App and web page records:
·····

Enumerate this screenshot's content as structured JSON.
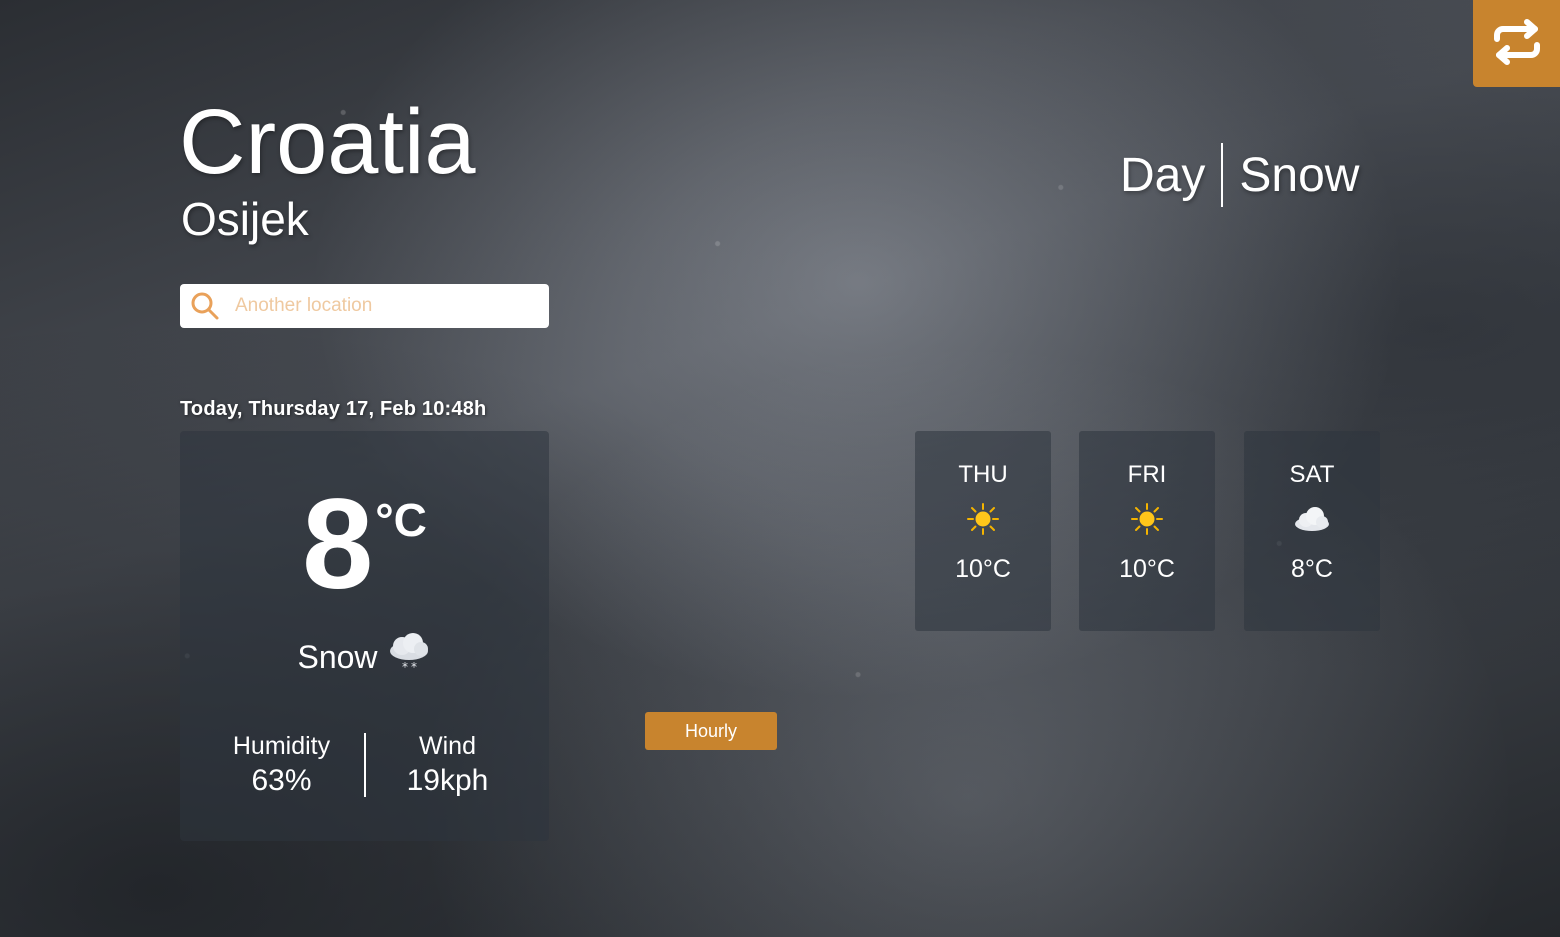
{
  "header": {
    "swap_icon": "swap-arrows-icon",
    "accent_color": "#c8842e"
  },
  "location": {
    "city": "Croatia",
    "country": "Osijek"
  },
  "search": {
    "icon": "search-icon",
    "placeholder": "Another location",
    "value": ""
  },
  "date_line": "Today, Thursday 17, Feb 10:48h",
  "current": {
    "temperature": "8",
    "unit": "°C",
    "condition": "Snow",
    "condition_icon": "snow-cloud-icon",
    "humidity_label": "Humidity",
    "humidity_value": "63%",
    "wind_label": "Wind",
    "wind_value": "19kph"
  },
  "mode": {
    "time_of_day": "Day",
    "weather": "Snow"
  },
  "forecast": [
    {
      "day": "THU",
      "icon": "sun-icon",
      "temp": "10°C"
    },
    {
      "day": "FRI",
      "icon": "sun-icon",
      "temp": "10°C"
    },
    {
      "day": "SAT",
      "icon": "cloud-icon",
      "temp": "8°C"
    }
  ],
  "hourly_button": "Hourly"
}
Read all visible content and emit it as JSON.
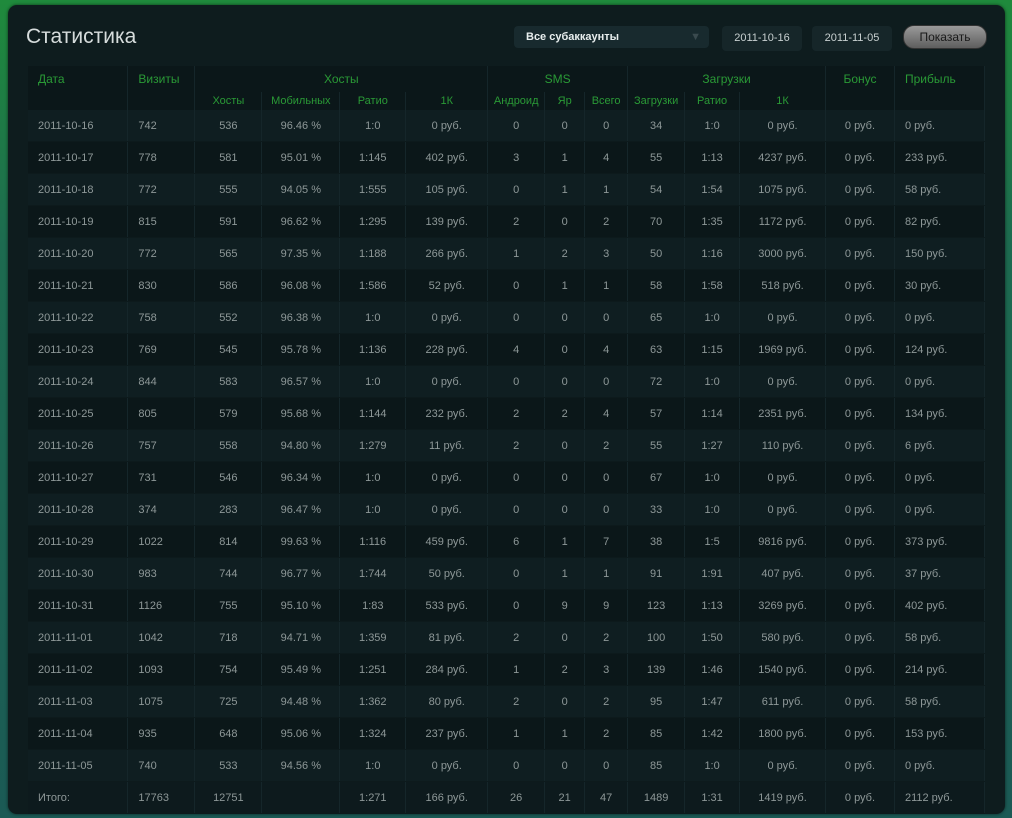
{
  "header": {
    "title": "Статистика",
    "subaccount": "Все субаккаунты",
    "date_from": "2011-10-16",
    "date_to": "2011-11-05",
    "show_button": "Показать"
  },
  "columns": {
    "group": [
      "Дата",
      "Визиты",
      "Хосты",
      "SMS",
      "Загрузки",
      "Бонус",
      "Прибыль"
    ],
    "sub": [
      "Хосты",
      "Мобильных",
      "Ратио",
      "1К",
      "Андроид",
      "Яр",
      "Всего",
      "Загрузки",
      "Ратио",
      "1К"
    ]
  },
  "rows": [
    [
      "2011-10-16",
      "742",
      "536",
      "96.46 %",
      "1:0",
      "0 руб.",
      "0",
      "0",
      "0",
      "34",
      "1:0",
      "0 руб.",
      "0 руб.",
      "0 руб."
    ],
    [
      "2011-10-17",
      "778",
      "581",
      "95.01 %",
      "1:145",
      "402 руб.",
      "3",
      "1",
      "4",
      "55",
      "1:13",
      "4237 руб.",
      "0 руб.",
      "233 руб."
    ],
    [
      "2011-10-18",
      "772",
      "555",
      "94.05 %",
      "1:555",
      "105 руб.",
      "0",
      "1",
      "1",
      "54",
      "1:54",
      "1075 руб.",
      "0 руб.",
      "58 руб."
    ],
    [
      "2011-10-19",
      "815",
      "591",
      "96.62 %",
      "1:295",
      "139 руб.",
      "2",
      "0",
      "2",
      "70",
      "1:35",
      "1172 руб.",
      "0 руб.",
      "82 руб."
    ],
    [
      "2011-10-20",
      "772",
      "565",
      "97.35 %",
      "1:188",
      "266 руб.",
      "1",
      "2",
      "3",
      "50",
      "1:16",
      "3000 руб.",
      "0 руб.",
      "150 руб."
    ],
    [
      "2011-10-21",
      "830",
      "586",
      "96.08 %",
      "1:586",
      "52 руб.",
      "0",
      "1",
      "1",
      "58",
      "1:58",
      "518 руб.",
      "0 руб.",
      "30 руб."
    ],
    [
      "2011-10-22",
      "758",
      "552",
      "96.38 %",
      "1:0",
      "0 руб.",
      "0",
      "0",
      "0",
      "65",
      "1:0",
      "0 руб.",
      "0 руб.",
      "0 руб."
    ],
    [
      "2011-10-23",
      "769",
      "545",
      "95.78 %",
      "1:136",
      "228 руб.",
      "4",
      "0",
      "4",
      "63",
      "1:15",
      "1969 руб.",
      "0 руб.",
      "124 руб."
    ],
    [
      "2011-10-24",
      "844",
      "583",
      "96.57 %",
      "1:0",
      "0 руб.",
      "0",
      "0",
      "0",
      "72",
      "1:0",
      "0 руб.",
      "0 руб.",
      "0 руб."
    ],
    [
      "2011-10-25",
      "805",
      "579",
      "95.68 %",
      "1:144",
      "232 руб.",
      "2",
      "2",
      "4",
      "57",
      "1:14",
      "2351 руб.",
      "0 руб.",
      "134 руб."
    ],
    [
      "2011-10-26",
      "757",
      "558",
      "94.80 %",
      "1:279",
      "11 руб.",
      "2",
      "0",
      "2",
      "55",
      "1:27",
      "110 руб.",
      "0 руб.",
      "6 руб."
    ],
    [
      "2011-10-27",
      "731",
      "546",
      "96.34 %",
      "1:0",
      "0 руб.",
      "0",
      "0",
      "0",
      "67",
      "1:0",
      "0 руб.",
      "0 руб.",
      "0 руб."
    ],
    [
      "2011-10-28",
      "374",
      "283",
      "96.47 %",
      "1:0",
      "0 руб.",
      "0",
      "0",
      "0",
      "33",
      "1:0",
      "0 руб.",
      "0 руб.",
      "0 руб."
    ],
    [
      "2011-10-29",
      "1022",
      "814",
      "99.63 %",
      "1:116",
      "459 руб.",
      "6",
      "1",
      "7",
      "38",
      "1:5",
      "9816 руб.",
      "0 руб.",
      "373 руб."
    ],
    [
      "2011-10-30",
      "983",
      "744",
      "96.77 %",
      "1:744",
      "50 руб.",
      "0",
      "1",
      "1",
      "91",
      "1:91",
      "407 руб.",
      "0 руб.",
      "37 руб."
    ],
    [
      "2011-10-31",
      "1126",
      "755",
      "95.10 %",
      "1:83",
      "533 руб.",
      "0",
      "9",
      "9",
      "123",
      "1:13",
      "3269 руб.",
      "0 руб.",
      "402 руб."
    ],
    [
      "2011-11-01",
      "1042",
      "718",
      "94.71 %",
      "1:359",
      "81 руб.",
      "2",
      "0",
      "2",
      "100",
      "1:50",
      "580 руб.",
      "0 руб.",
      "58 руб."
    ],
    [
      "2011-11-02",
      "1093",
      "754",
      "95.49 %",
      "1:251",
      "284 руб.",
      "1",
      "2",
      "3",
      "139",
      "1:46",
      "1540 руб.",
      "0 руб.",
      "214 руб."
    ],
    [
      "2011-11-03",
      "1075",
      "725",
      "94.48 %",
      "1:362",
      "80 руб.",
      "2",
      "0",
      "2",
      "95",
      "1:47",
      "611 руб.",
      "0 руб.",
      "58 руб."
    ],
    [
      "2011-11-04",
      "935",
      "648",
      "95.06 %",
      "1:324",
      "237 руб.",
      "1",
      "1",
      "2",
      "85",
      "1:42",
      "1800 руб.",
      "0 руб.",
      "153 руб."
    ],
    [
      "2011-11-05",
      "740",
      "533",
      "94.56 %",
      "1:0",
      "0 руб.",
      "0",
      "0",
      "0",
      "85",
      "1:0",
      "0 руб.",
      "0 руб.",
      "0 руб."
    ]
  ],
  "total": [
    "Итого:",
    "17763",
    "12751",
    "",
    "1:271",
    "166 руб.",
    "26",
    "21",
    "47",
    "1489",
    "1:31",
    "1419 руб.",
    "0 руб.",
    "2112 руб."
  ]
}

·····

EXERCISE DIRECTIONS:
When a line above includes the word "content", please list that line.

FINISHED TASK:
Enumerate this screenshot's content as structured JSON.
Read all visible content and emit it as JSON.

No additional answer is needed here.